## Data shown
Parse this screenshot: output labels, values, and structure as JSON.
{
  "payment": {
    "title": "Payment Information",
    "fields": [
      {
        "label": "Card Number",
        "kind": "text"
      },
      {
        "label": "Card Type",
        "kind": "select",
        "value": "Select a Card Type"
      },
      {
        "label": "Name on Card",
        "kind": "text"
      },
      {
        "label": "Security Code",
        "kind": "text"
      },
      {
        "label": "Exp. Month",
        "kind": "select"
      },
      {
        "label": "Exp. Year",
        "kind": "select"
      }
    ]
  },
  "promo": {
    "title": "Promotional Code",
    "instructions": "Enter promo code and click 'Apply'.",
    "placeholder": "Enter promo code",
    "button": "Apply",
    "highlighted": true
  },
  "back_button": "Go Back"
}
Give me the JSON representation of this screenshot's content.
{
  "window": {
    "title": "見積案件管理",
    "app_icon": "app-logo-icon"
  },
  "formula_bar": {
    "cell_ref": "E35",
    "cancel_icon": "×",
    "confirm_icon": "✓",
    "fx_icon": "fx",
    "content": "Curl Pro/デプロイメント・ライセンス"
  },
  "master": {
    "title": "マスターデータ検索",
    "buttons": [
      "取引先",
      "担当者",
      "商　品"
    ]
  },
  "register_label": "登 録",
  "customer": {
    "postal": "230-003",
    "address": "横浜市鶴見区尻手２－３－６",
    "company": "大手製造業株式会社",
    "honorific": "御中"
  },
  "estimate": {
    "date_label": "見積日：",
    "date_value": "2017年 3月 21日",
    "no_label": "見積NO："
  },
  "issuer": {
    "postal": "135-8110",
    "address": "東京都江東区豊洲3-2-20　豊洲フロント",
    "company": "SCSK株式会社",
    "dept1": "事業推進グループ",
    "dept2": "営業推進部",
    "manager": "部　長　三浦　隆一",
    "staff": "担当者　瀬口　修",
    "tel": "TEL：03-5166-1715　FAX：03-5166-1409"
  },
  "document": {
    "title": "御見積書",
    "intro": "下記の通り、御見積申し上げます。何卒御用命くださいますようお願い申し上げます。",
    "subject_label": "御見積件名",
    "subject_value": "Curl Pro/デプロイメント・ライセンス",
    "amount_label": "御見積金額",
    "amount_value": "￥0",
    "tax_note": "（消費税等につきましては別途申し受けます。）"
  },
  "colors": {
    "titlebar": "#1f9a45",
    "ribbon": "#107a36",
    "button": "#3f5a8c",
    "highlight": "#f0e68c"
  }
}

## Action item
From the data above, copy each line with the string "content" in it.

## Answer below
Give me the JSON representation of this screenshot's content.
    "content": "Curl Pro/デプロイメント・ライセンス"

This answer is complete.